The Group Performance is what makes Drama such a memorable subject for so many students. In groups of 3-6 they create a piece of theatre that is 8-12 minutes long. They do this on their own with guidance from their teachers. These pieces reflect the particular combination of the group’s passions and interests. They are performed in a range of styles from physical theatre to realism and everything in between. They draw on, for many, six years of studying theatrical styles ranging from the Ancient Greeks to contemporary Indigenous work.
Losing the Group Performance is a bitter blow for all drama students. Everyone understands why but that doesn’t diminish the pain. The Group Performance is a very peculiar beast. It requires a group of teenagers to put aside their egos and prejudices and work with a group of their peers, some of who they may not get on with. They have to be open to everyone’s ideas, even if they disagree with them. They have to organise their own rehearsal schedules and be able to rehearse, on their own, without anyone telling them what to do or how to do it. They have to find somewhere to rehearse, often in someone’s home.

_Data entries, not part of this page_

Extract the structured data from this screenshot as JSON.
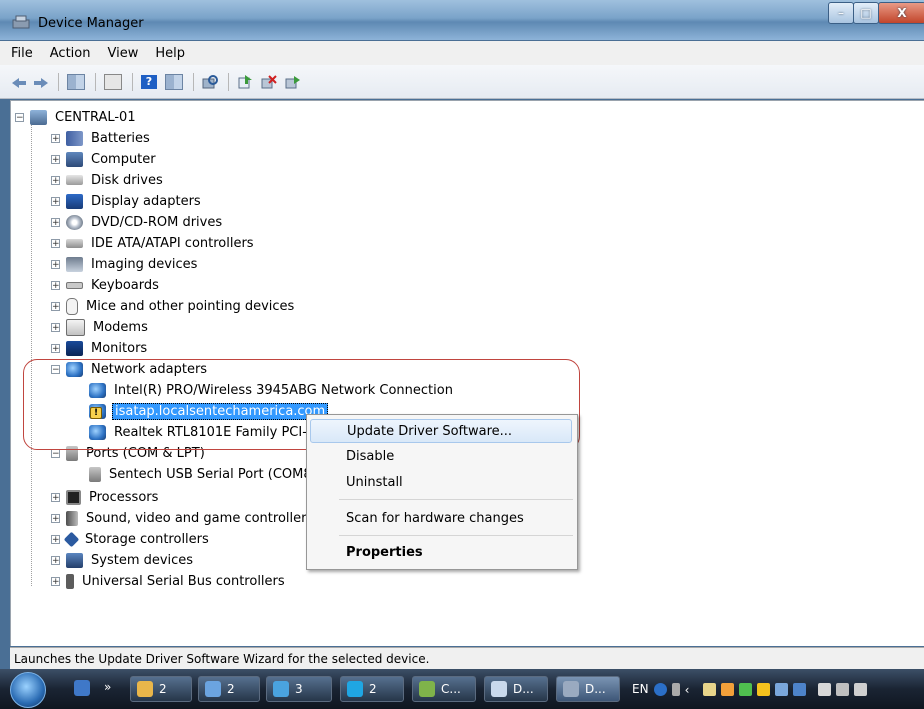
{
  "window": {
    "title": "Device Manager",
    "min": "–",
    "max": "□",
    "close": "X"
  },
  "menu": [
    "File",
    "Action",
    "View",
    "Help"
  ],
  "tree": {
    "root": "CENTRAL-01",
    "categories": [
      {
        "label": "Batteries",
        "icon": "battery-icon"
      },
      {
        "label": "Computer",
        "icon": "computer-icon"
      },
      {
        "label": "Disk drives",
        "icon": "disk-drive-icon"
      },
      {
        "label": "Display adapters",
        "icon": "display-adapter-icon"
      },
      {
        "label": "DVD/CD-ROM drives",
        "icon": "dvd-drive-icon"
      },
      {
        "label": "IDE ATA/ATAPI controllers",
        "icon": "ide-controller-icon"
      },
      {
        "label": "Imaging devices",
        "icon": "imaging-device-icon"
      },
      {
        "label": "Keyboards",
        "icon": "keyboard-icon"
      },
      {
        "label": "Mice and other pointing devices",
        "icon": "mouse-icon"
      },
      {
        "label": "Modems",
        "icon": "modem-icon"
      },
      {
        "label": "Monitors",
        "icon": "monitor-icon"
      },
      {
        "label": "Network adapters",
        "icon": "network-adapter-icon"
      },
      {
        "label": "Ports (COM & LPT)",
        "icon": "port-icon"
      },
      {
        "label": "Processors",
        "icon": "processor-icon"
      },
      {
        "label": "Sound, video and game controllers",
        "icon": "sound-icon"
      },
      {
        "label": "Storage controllers",
        "icon": "storage-controller-icon"
      },
      {
        "label": "System devices",
        "icon": "system-device-icon"
      },
      {
        "label": "Universal Serial Bus controllers",
        "icon": "usb-icon"
      }
    ],
    "network_adapters": [
      "Intel(R) PRO/Wireless 3945ABG Network Connection",
      "isatap.localsentechamerica.com",
      "Realtek RTL8101E Family PCI-E"
    ],
    "ports": [
      "Sentech USB Serial Port (COM8"
    ]
  },
  "context_menu": {
    "update": "Update Driver Software...",
    "disable": "Disable",
    "uninstall": "Uninstall",
    "scan": "Scan for hardware changes",
    "properties": "Properties"
  },
  "status": "Launches the Update Driver Software Wizard for the selected device.",
  "taskbar": {
    "buttons": [
      "2",
      "2",
      "3",
      "2",
      "C...",
      "D...",
      "D..."
    ],
    "lang": "EN"
  }
}
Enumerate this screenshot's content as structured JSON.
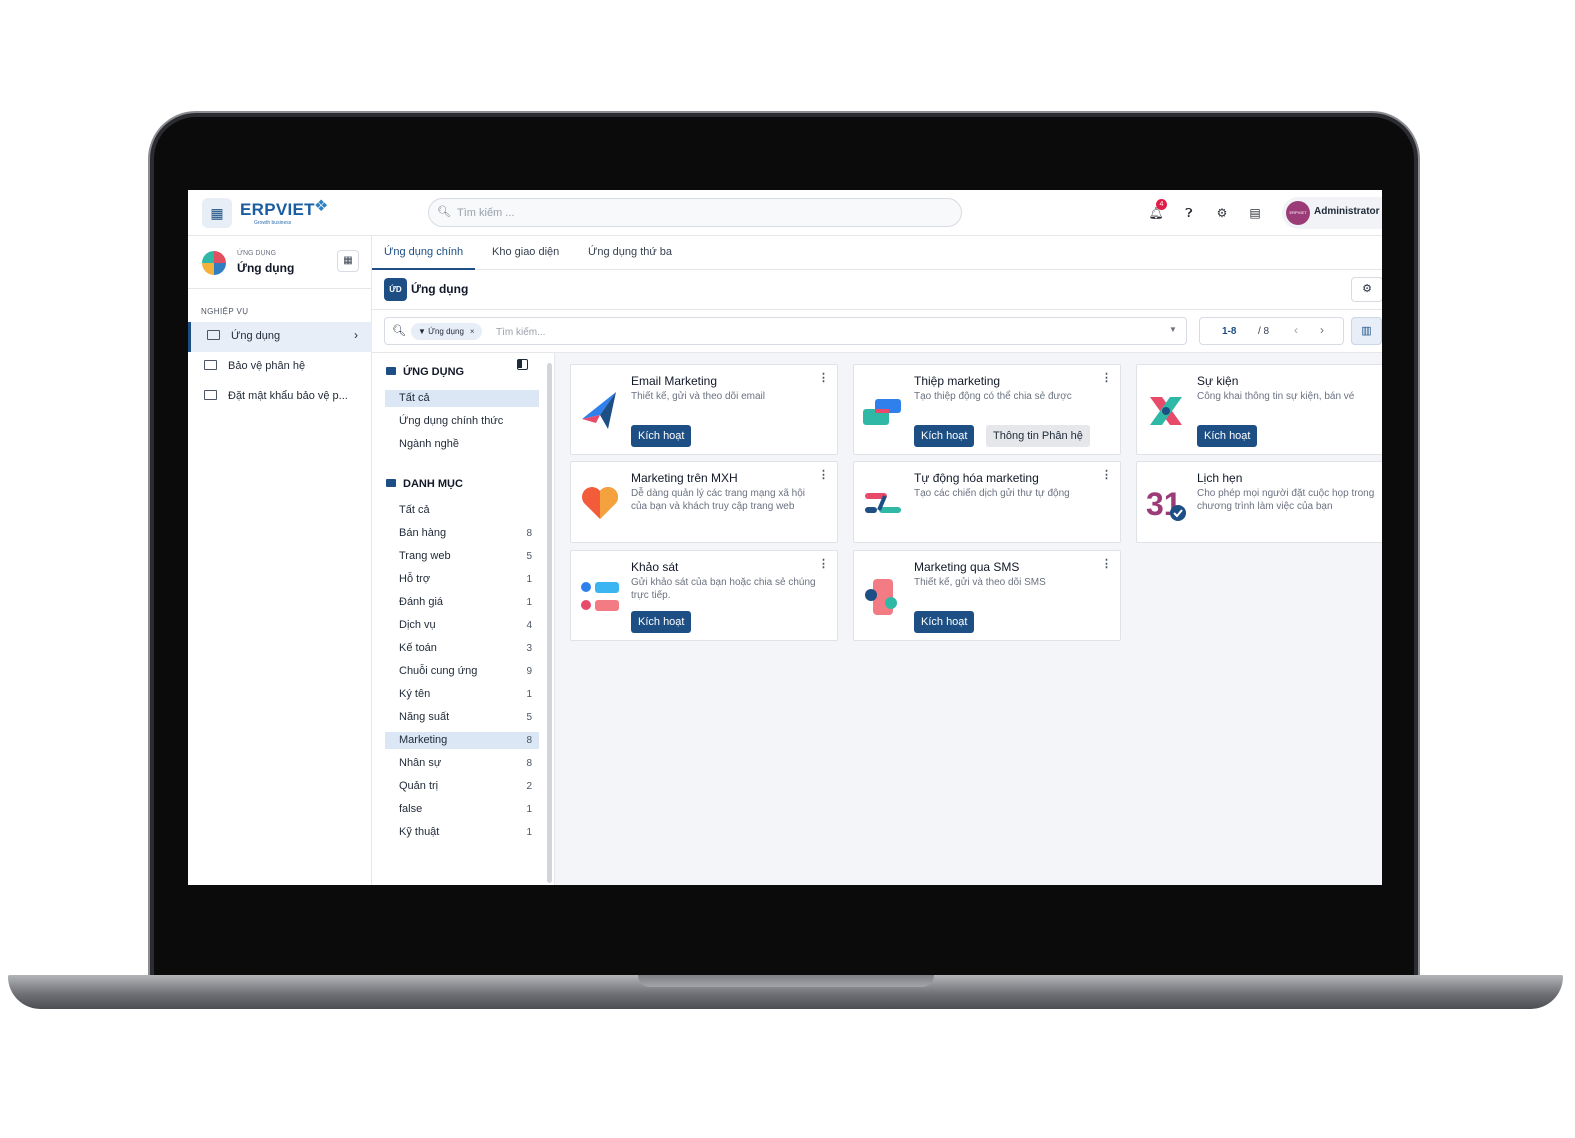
{
  "header": {
    "brand": "ERPVIET",
    "brand_tagline": "Growth business",
    "search_placeholder": "Tìm kiếm ...",
    "notification_count": "4",
    "user_name": "Administrator",
    "avatar_text": "ERPVIET"
  },
  "sidebar": {
    "module_small": "ỨNG DỤNG",
    "module_title": "Ứng dụng",
    "section": "NGHIỆP VỤ",
    "items": [
      {
        "label": "Ứng dụng"
      },
      {
        "label": "Bảo vệ phân hệ"
      },
      {
        "label": "Đặt mật khẩu bảo vệ p..."
      }
    ]
  },
  "tabs": [
    {
      "label": "Ứng dụng chính"
    },
    {
      "label": "Kho giao diện"
    },
    {
      "label": "Ứng dụng thứ ba"
    }
  ],
  "page": {
    "badge": "ỨD",
    "title": "Ứng dụng"
  },
  "filter": {
    "facet": "Ứng dụng",
    "placeholder": "Tìm kiếm...",
    "pager_value": "1-8",
    "pager_total": "/ 8"
  },
  "categories": {
    "group1_title": "ỨNG DỤNG",
    "group1": [
      {
        "label": "Tất cả"
      },
      {
        "label": "Ứng dụng chính thức"
      },
      {
        "label": "Ngành nghề"
      }
    ],
    "group2_title": "DANH MỤC",
    "group2": [
      {
        "label": "Tất cả",
        "count": ""
      },
      {
        "label": "Bán hàng",
        "count": "8"
      },
      {
        "label": "Trang web",
        "count": "5"
      },
      {
        "label": "Hỗ trợ",
        "count": "1"
      },
      {
        "label": "Đánh giá",
        "count": "1"
      },
      {
        "label": "Dịch vụ",
        "count": "4"
      },
      {
        "label": "Kế toán",
        "count": "3"
      },
      {
        "label": "Chuỗi cung ứng",
        "count": "9"
      },
      {
        "label": "Ký tên",
        "count": "1"
      },
      {
        "label": "Năng suất",
        "count": "5"
      },
      {
        "label": "Marketing",
        "count": "8"
      },
      {
        "label": "Nhân sự",
        "count": "8"
      },
      {
        "label": "Quản trị",
        "count": "2"
      },
      {
        "label": "false",
        "count": "1"
      },
      {
        "label": "Kỹ thuật",
        "count": "1"
      }
    ]
  },
  "apps": [
    {
      "title": "Email Marketing",
      "desc": "Thiết kế, gửi và theo dõi email",
      "button": "Kích hoạt"
    },
    {
      "title": "Thiệp marketing",
      "desc": "Tạo thiệp động có thể chia sẻ được",
      "button": "Kích hoạt",
      "button2": "Thông tin Phân hệ"
    },
    {
      "title": "Sự kiện",
      "desc": "Công khai thông tin sự kiện, bán vé",
      "button": "Kích hoạt"
    },
    {
      "title": "Marketing trên MXH",
      "desc": "Dễ dàng quản lý các trang mạng xã hội của bạn và khách truy cập trang web"
    },
    {
      "title": "Tự động hóa marketing",
      "desc": "Tạo các chiến dịch gửi thư tự động"
    },
    {
      "title": "Lịch hẹn",
      "desc": "Cho phép mọi người đặt cuộc họp trong chương trình làm việc của bạn",
      "icon_text": "31"
    },
    {
      "title": "Khảo sát",
      "desc": "Gửi khảo sát của bạn hoặc chia sẻ chúng trực tiếp.",
      "button": "Kích hoạt"
    },
    {
      "title": "Marketing qua SMS",
      "desc": "Thiết kế, gửi và theo dõi SMS",
      "button": "Kích hoạt"
    }
  ],
  "colors": {
    "primary": "#1d4f85",
    "active_bg": "#e7eef7"
  }
}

It is the one thing every Drama student dreams of and one thing they will never forget. This Covid year it has been taken away from them.
This is a tragedy. An understandable one but, nevertheless, a tragedy. The Group Performance might be fraught, might cause lots of angst and pain but it remains the absolute key to HSC Drama. It unites every student throughout the State and gives each and every one of them the chance to perform a piece of theatre that they have devised with their peers for an audience as part of HSC Drama.
It is a testament to the passion and dedication of Drama teachers throughout the State, including the Drama Unit at NESA, that HSC performances will be happening at all.
May Thespis smile on each and every one of them.